capacity

  1. 1the maximum amount of output that a firm or industry is physically capable of producing given the fullest and most efficient use of its existing plant. In microeconomic theory, the concept of full capacity is specifically related to the cost structures of firms and industries. Industry output is maximized (i.e. full capacity is attained) when all firms produce at the minimum point on their long-run average total cost curves (see PERFECT COMPETITION). If firms fail to produce at this point, then the result is EXCESS CAPACITY.
  2. in macroeconomics, capacity refers to POTENTIAL GROSS NATIONAL PRODUCT. The percentage relationship of actual output in the economy to capacity (i.e. potential national income) shows capacity utilization. See also MONOPOLISTIC COMPETITION.

capacity

The legal ability of parties to enter into contracts.
• Full capacity. Having unlimited ability to enter into binding contracts of all types.
• Limited capacity. Having the ability to enter into binding contracts for certain things, such as a minor's contracts for necessities, but also having the ability to disaffirm other contracts upon reaching legal age, for example.
• No capacity. Having no ability to enter into contracts, such as one who has been adjudicat- ed as mentally incompetent.

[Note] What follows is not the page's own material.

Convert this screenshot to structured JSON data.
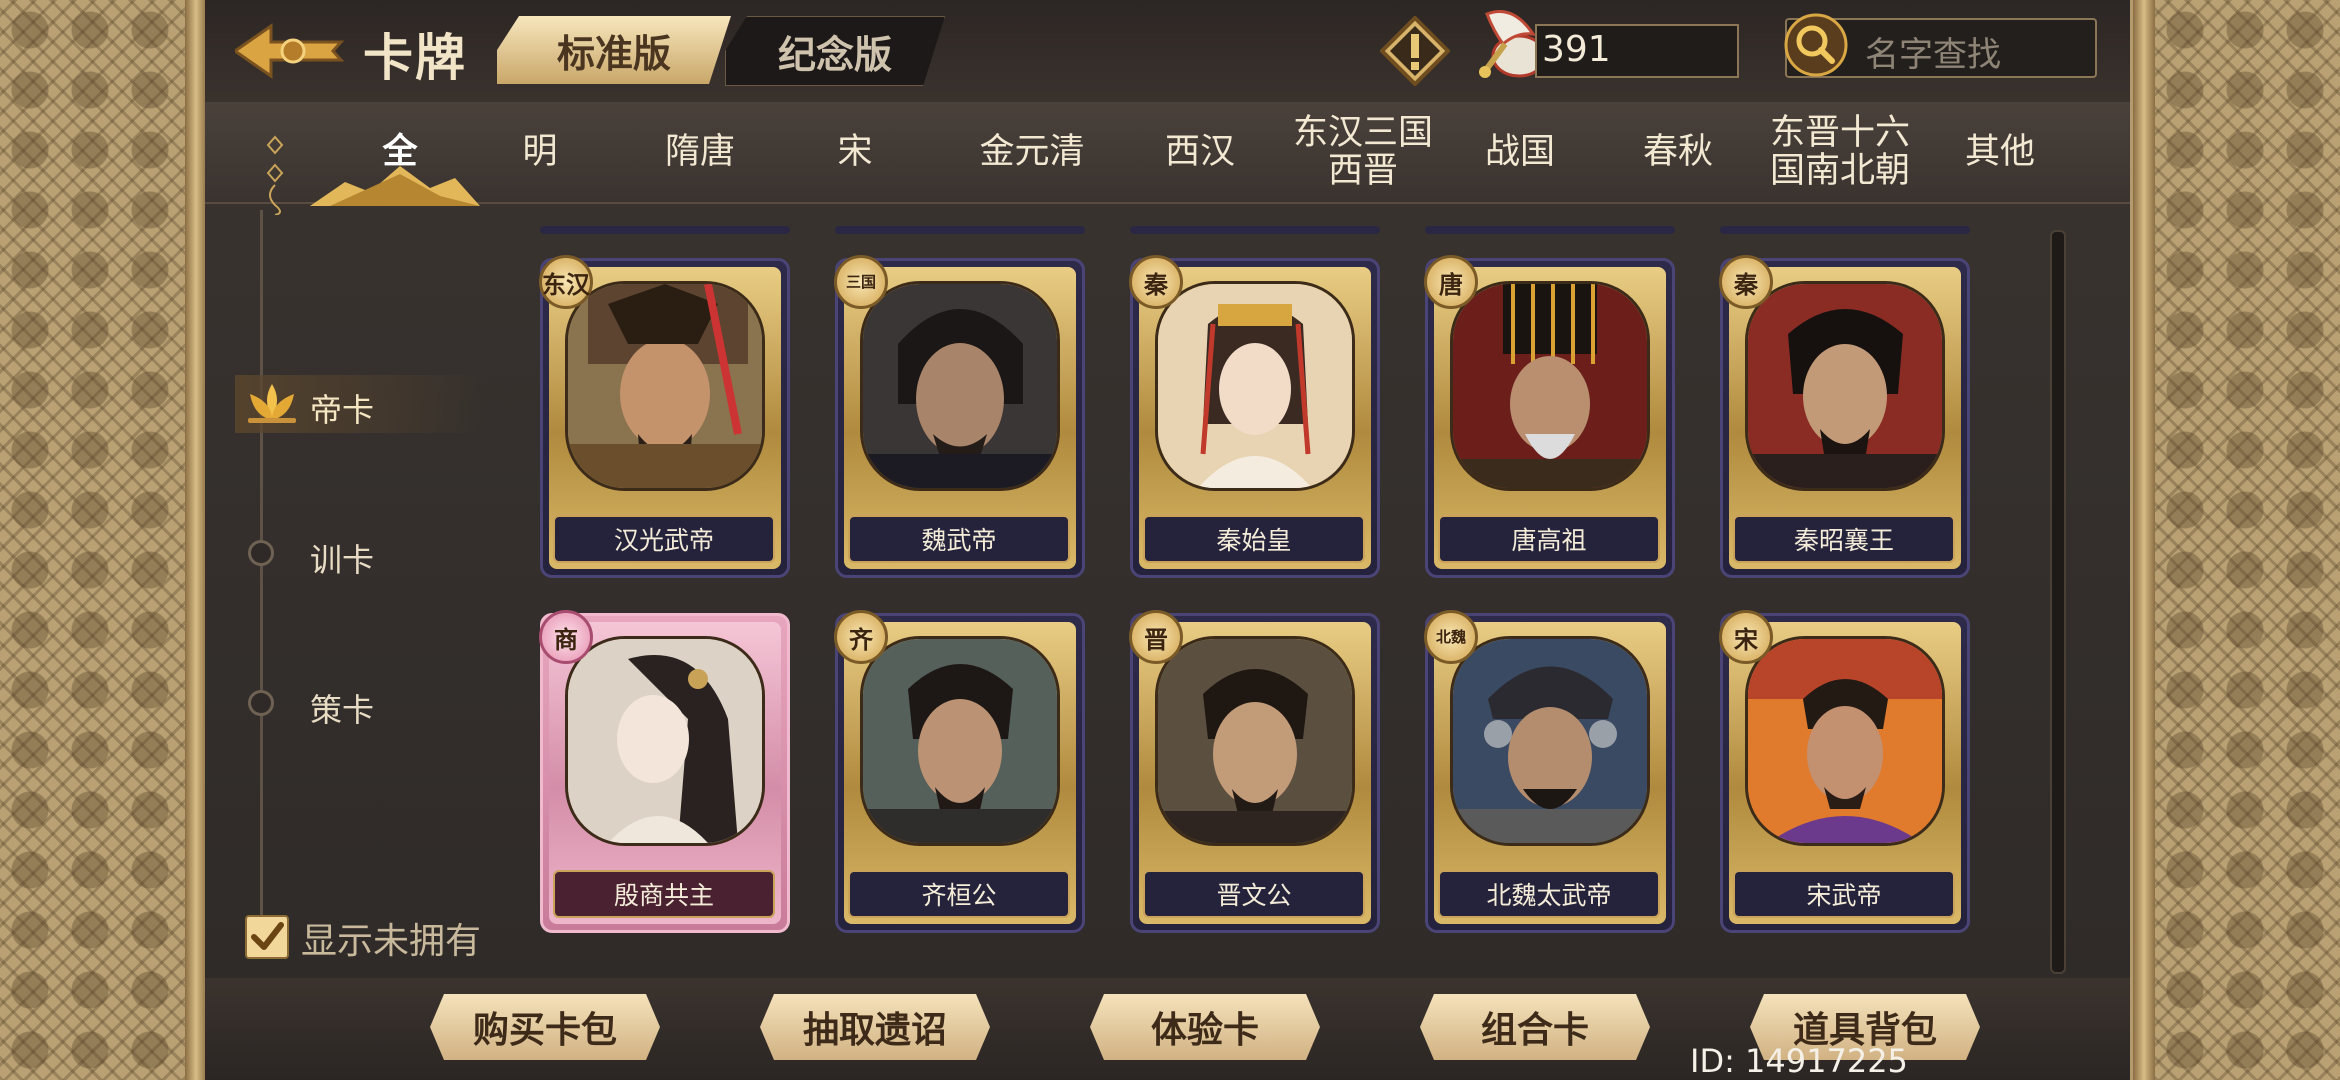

References in periodicals archive ?
CP film should be thin enough to have fast capacitative charging for the working electrode.
These thermoplastic compounds are used in capacitative sensors that are used in industrial and agricultural applications to detect both conductive and nonconductive materials--such as water, glass, plastics and metals--without physical contact.
To meet the special needs and problems that can arise as a result of the increased use of electrosurgery in laparoscopic procedures, Aaron's IDS-300 ESU offers a CutII mode that reduces the maximum peak-to-peak voltage, which helps reduce the risk of capacitative coupling.
when its inductive reactance balances its capacitative reactance.
The impedance of the driving source which tunes the VCO is usually resistive and the VCO"s tuning port is mainly capacitative.
In an investigation of the effect on skin of repeated use of two washing agents, all skin function tests (stratum corneum capacitative resistance, lipids, transepidermal water loss, pH, laser Doppler flow, and skin reddening) were markedly changed after a single wash, and after 1 week further damage was noted (52).
The cutting head incorporates a capacitative sensor which maintains the constant cutting top to material stand-off; the cutting head is also equipped with quick-change lens cartridges.
Allison Engineering Ltd are now marketing in the UK a flow-through electrode that utilizes capacitative flow techniques to detect any change in the flow phase through the pipework.
Hircis, or the high-resolution capacitative imaging sensor, uses twin electrodes to generate its own electric field and measure changes in capacitance on surfaces or edges of machined parts that are caused by raised discontinuities (burrs) and beveled edges (chamfers).
Product Overview II-10 Introduction II-10 Transformers in an Electricity Supply System II-10 Transformers Defined II-10 Types of Transformers II-11 Power Transformers II-11 Distribution Transformers II-11 Role of Tap Changers in Distribution Transformers II-12 Other Transformers II-12 Liquid Immersed Distribution Transformers II-12 Ferro resonant Transformers II-13 Ferrups II-13 Optical Instrument Transformers II-13 Instrument Transformers II-13 Electromagnetic Voltage Transformers II-14 Linear Variable Differential Transformers II-14 Capacitative Voltage Transformers II-15 Transformers < 1kVA II-15 Applications of Transformers II-15 Technologies in Power Systems II-16 Safety Enhancement and Repair of Transformers II-16 On-site repair of Transformers II-16
Contract notice:The Asklepios Klinik Nord - Heidberg needs a capacitative extension and conceptual re - planning of neonatology, neurological early rehabilitation and therapeutic services.